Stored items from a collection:
####

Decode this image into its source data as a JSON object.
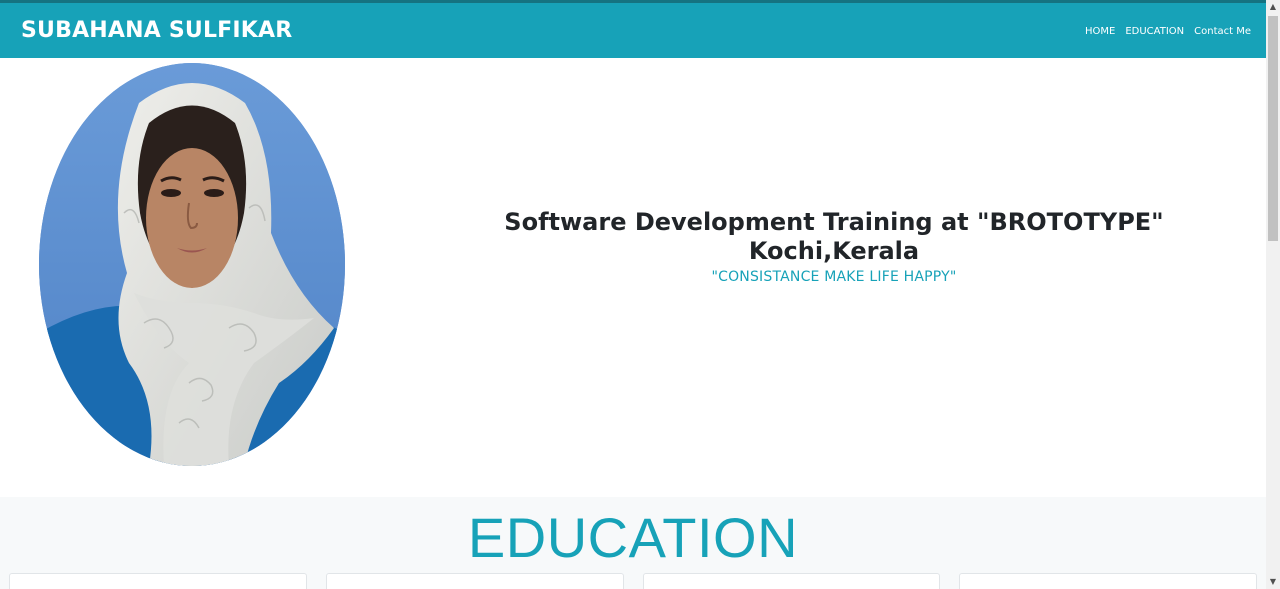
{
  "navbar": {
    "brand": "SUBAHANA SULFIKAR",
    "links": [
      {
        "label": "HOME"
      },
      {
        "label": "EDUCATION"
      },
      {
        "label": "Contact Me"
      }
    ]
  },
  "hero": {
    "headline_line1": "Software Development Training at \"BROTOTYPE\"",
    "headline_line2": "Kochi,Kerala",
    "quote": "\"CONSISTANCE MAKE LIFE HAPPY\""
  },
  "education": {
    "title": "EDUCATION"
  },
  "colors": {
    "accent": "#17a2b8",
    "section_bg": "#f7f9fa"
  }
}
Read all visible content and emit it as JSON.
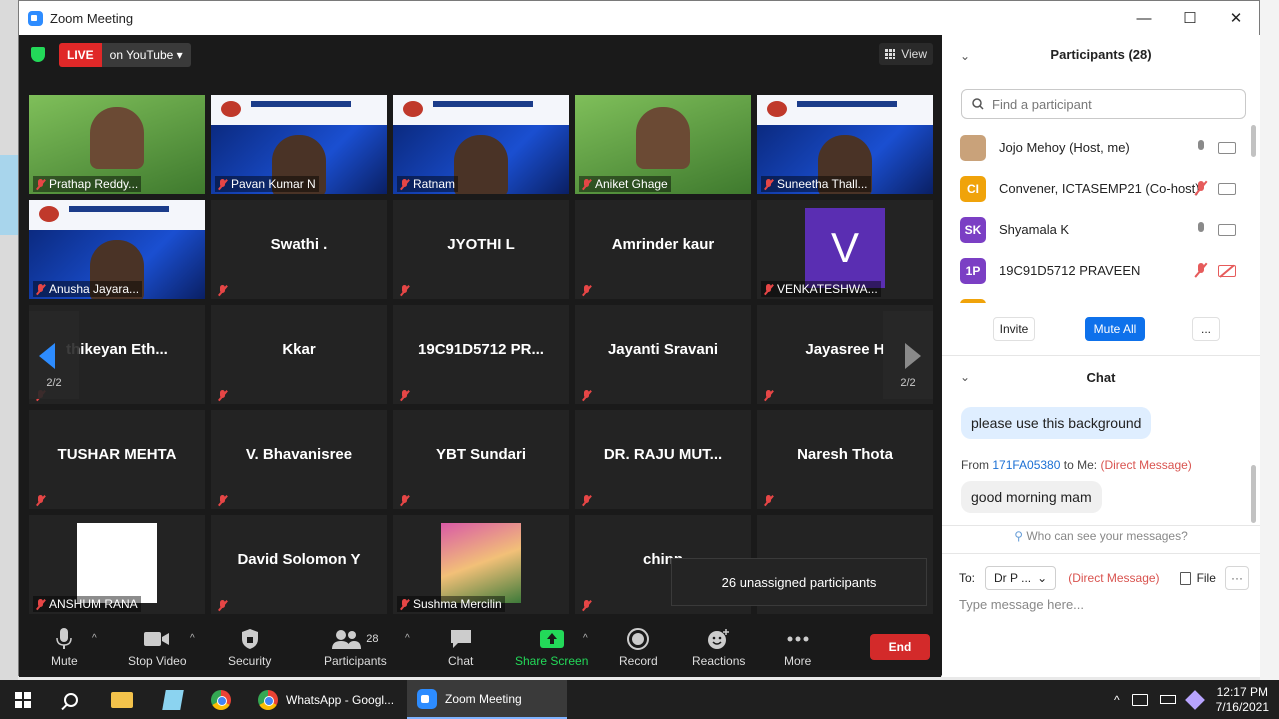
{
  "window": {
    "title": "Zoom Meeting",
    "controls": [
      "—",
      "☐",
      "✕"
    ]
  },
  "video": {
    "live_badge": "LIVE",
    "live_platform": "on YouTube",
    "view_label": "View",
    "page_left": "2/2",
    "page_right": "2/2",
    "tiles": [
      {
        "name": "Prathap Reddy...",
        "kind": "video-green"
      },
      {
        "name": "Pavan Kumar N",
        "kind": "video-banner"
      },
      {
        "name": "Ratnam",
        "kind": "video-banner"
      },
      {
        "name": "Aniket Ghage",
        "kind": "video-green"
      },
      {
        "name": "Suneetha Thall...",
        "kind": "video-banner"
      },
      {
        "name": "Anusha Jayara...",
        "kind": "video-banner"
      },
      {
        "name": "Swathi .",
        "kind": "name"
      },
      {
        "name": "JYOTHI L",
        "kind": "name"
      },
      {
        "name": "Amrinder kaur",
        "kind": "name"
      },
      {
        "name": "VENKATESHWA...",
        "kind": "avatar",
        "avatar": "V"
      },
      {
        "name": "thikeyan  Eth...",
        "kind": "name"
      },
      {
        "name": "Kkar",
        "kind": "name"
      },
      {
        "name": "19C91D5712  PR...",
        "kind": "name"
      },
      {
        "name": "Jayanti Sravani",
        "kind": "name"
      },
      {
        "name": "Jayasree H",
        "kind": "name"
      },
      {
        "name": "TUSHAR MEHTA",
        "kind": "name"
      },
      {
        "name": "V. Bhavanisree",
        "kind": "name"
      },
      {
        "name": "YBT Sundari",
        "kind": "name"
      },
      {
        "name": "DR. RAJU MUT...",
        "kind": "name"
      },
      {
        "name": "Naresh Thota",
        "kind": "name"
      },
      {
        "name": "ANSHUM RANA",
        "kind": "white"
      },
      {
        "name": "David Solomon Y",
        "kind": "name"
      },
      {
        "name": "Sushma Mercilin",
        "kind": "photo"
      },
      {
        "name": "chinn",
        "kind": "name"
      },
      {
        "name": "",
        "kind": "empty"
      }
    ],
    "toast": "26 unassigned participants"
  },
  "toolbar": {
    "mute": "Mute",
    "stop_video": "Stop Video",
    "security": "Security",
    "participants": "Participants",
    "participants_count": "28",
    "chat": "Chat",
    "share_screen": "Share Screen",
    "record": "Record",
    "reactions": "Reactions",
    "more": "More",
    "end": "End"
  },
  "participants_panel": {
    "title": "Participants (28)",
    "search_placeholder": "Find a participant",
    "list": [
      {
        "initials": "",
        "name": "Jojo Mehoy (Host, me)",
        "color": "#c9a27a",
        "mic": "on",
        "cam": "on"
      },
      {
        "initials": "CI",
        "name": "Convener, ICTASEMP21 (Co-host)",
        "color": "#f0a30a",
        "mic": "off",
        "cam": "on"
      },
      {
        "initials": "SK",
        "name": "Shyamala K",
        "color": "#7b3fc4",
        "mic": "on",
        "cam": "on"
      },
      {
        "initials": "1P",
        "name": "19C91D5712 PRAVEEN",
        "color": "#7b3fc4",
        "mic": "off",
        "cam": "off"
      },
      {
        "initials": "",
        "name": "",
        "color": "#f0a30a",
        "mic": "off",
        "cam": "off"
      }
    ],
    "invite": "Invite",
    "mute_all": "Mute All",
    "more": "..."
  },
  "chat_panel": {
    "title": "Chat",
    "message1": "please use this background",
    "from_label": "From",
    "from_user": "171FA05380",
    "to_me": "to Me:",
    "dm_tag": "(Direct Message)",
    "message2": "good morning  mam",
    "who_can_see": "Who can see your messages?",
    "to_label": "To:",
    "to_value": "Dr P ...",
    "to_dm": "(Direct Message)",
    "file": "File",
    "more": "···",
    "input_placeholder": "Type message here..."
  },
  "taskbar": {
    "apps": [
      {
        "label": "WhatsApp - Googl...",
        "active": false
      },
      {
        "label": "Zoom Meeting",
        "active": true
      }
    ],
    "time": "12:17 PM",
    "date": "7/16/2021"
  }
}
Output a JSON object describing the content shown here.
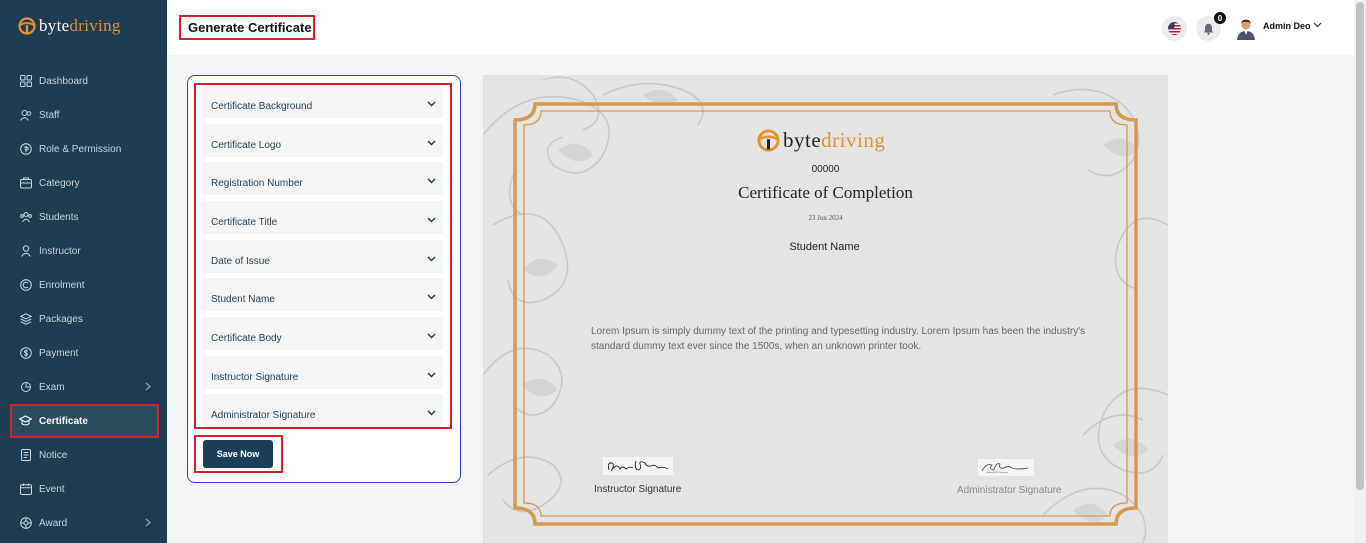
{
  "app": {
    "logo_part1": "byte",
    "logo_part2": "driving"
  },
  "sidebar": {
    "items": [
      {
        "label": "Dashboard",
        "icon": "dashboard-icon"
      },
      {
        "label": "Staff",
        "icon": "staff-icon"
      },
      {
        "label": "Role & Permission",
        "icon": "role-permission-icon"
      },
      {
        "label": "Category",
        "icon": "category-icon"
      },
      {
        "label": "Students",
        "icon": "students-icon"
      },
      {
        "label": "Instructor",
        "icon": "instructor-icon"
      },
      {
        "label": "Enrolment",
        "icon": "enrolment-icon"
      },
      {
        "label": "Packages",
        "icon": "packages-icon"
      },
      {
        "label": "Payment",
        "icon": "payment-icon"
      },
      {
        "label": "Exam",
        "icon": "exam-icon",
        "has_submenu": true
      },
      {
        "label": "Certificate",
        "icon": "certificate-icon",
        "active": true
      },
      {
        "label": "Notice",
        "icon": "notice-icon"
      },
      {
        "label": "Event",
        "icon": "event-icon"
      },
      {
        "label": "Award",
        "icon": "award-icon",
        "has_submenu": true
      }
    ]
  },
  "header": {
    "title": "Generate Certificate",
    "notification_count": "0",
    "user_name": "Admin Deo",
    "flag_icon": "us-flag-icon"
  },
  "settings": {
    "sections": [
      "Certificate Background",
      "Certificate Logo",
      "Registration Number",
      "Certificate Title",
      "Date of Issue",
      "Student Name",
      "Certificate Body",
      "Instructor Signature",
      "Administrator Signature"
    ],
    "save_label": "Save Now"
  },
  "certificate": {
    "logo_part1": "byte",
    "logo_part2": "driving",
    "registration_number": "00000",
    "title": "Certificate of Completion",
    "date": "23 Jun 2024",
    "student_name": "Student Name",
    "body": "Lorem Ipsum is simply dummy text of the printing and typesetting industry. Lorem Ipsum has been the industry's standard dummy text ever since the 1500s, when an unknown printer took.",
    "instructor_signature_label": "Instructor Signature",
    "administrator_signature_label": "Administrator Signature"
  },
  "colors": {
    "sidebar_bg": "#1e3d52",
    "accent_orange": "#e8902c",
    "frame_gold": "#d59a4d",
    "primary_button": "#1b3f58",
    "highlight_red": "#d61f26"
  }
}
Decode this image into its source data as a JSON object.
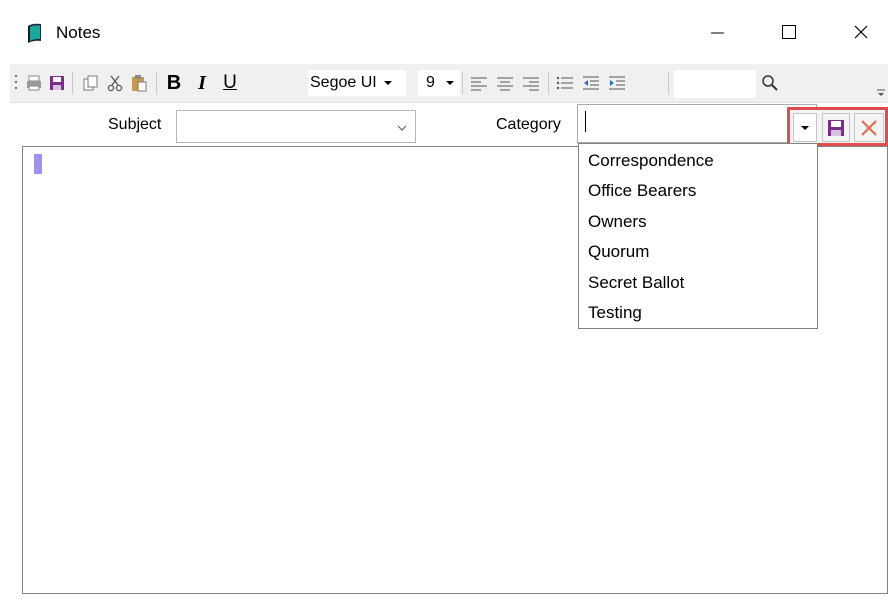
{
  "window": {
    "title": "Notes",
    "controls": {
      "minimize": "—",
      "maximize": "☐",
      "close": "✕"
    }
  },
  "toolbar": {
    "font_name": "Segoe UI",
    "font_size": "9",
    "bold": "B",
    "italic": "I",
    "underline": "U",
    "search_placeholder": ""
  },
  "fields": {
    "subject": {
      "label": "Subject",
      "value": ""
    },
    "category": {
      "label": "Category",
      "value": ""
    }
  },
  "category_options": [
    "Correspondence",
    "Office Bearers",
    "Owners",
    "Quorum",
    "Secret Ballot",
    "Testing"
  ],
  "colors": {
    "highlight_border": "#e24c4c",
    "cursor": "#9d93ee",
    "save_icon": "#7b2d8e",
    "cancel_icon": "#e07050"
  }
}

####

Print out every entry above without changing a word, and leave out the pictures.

Decode this image into its source data as a JSON object.
{
  "navbar": {
    "brand": "SUBAHANA SULFIKAR",
    "links": [
      {
        "label": "HOME"
      },
      {
        "label": "EDUCATION"
      },
      {
        "label": "Contact Me"
      }
    ]
  },
  "hero": {
    "headline_line1": "Software Development Training at \"BROTOTYPE\"",
    "headline_line2": "Kochi,Kerala",
    "quote": "\"CONSISTANCE MAKE LIFE HAPPY\""
  },
  "education": {
    "title": "EDUCATION"
  },
  "colors": {
    "accent": "#17a2b8",
    "section_bg": "#f7f9fa"
  }
}
Read all visible content and emit it as JSON.
{
  "window": {
    "title": "Zoom Meeting",
    "controls": [
      "—",
      "☐",
      "✕"
    ]
  },
  "video": {
    "live_badge": "LIVE",
    "live_platform": "on YouTube",
    "view_label": "View",
    "page_left": "2/2",
    "page_right": "2/2",
    "tiles": [
      {
        "name": "Prathap Reddy...",
        "kind": "video-green"
      },
      {
        "name": "Pavan Kumar N",
        "kind": "video-banner"
      },
      {
        "name": "Ratnam",
        "kind": "video-banner"
      },
      {
        "name": "Aniket Ghage",
        "kind": "video-green"
      },
      {
        "name": "Suneetha Thall...",
        "kind": "video-banner"
      },
      {
        "name": "Anusha Jayara...",
        "kind": "video-banner"
      },
      {
        "name": "Swathi .",
        "kind": "name"
      },
      {
        "name": "JYOTHI L",
        "kind": "name"
      },
      {
        "name": "Amrinder kaur",
        "kind": "name"
      },
      {
        "name": "VENKATESHWA...",
        "kind": "avatar",
        "avatar": "V"
      },
      {
        "name": "thikeyan  Eth...",
        "kind": "name"
      },
      {
        "name": "Kkar",
        "kind": "name"
      },
      {
        "name": "19C91D5712  PR...",
        "kind": "name"
      },
      {
        "name": "Jayanti Sravani",
        "kind": "name"
      },
      {
        "name": "Jayasree H",
        "kind": "name"
      },
      {
        "name": "TUSHAR MEHTA",
        "kind": "name"
      },
      {
        "name": "V. Bhavanisree",
        "kind": "name"
      },
      {
        "name": "YBT Sundari",
        "kind": "name"
      },
      {
        "name": "DR. RAJU MUT...",
        "kind": "name"
      },
      {
        "name": "Naresh Thota",
        "kind": "name"
      },
      {
        "name": "ANSHUM RANA",
        "kind": "white"
      },
      {
        "name": "David Solomon Y",
        "kind": "name"
      },
      {
        "name": "Sushma Mercilin",
        "kind": "photo"
      },
      {
        "name": "chinn",
        "kind": "name"
      },
      {
        "name": "",
        "kind": "empty"
      }
    ],
    "toast": "26 unassigned participants"
  },
  "toolbar": {
    "mute": "Mute",
    "stop_video": "Stop Video",
    "security": "Security",
    "participants": "Participants",
    "participants_count": "28",
    "chat": "Chat",
    "share_screen": "Share Screen",
    "record": "Record",
    "reactions": "Reactions",
    "more": "More",
    "end": "End"
  },
  "participants_panel": {
    "title": "Participants (28)",
    "search_placeholder": "Find a participant",
    "list": [
      {
        "initials": "",
        "name": "Jojo Mehoy (Host, me)",
        "color": "#c9a27a",
        "mic": "on",
        "cam": "on"
      },
      {
        "initials": "CI",
        "name": "Convener, ICTASEMP21 (Co-host)",
        "color": "#f0a30a",
        "mic": "off",
        "cam": "on"
      },
      {
        "initials": "SK",
        "name": "Shyamala K",
        "color": "#7b3fc4",
        "mic": "on",
        "cam": "on"
      },
      {
        "initials": "1P",
        "name": "19C91D5712 PRAVEEN",
        "color": "#7b3fc4",
        "mic": "off",
        "cam": "off"
      },
      {
        "initials": "",
        "name": "",
        "color": "#f0a30a",
        "mic": "off",
        "cam": "off"
      }
    ],
    "invite": "Invite",
    "mute_all": "Mute All",
    "more": "..."
  },
  "chat_panel": {
    "title": "Chat",
    "message1": "please use this background",
    "from_label": "From",
    "from_user": "171FA05380",
    "to_me": "to Me:",
    "dm_tag": "(Direct Message)",
    "message2": "good morning  mam",
    "who_can_see": "Who can see your messages?",
    "to_label": "To:",
    "to_value": "Dr P ...",
    "to_dm": "(Direct Message)",
    "file": "File",
    "more": "···",
    "input_placeholder": "Type message here..."
  },
  "taskbar": {
    "apps": [
      {
        "label": "WhatsApp - Googl...",
        "active": false
      },
      {
        "label": "Zoom Meeting",
        "active": true
      }
    ],
    "time": "12:17 PM",
    "date": "7/16/2021"
  }
}
Output a JSON object describing the content shown here.
{
  "app": {
    "logo_part1": "byte",
    "logo_part2": "driving"
  },
  "sidebar": {
    "items": [
      {
        "label": "Dashboard",
        "icon": "dashboard-icon"
      },
      {
        "label": "Staff",
        "icon": "staff-icon"
      },
      {
        "label": "Role & Permission",
        "icon": "role-permission-icon"
      },
      {
        "label": "Category",
        "icon": "category-icon"
      },
      {
        "label": "Students",
        "icon": "students-icon"
      },
      {
        "label": "Instructor",
        "icon": "instructor-icon"
      },
      {
        "label": "Enrolment",
        "icon": "enrolment-icon"
      },
      {
        "label": "Packages",
        "icon": "packages-icon"
      },
      {
        "label": "Payment",
        "icon": "payment-icon"
      },
      {
        "label": "Exam",
        "icon": "exam-icon",
        "has_submenu": true
      },
      {
        "label": "Certificate",
        "icon": "certificate-icon",
        "active": true
      },
      {
        "label": "Notice",
        "icon": "notice-icon"
      },
      {
        "label": "Event",
        "icon": "event-icon"
      },
      {
        "label": "Award",
        "icon": "award-icon",
        "has_submenu": true
      }
    ]
  },
  "header": {
    "title": "Generate Certificate",
    "notification_count": "0",
    "user_name": "Admin Deo",
    "flag_icon": "us-flag-icon"
  },
  "settings": {
    "sections": [
      "Certificate Background",
      "Certificate Logo",
      "Registration Number",
      "Certificate Title",
      "Date of Issue",
      "Student Name",
      "Certificate Body",
      "Instructor Signature",
      "Administrator Signature"
    ],
    "save_label": "Save Now"
  },
  "certificate": {
    "logo_part1": "byte",
    "logo_part2": "driving",
    "registration_number": "00000",
    "title": "Certificate of Completion",
    "date": "23 Jun 2024",
    "student_name": "Student Name",
    "body": "Lorem Ipsum is simply dummy text of the printing and typesetting industry. Lorem Ipsum has been the industry's standard dummy text ever since the 1500s, when an unknown printer took.",
    "instructor_signature_label": "Instructor Signature",
    "administrator_signature_label": "Administrator Signature"
  },
  "colors": {
    "sidebar_bg": "#1e3d52",
    "accent_orange": "#e8902c",
    "frame_gold": "#d59a4d",
    "primary_button": "#1b3f58",
    "highlight_red": "#d61f26"
  }
}
Decode this image into its source data as a JSON object.
{
  "window": {
    "title": "Notes",
    "controls": {
      "minimize": "—",
      "maximize": "☐",
      "close": "✕"
    }
  },
  "toolbar": {
    "font_name": "Segoe UI",
    "font_size": "9",
    "bold": "B",
    "italic": "I",
    "underline": "U",
    "search_placeholder": ""
  },
  "fields": {
    "subject": {
      "label": "Subject",
      "value": ""
    },
    "category": {
      "label": "Category",
      "value": ""
    }
  },
  "category_options": [
    "Correspondence",
    "Office Bearers",
    "Owners",
    "Quorum",
    "Secret Ballot",
    "Testing"
  ],
  "colors": {
    "highlight_border": "#e24c4c",
    "cursor": "#9d93ee",
    "save_icon": "#7b2d8e",
    "cancel_icon": "#e07050"
  }
}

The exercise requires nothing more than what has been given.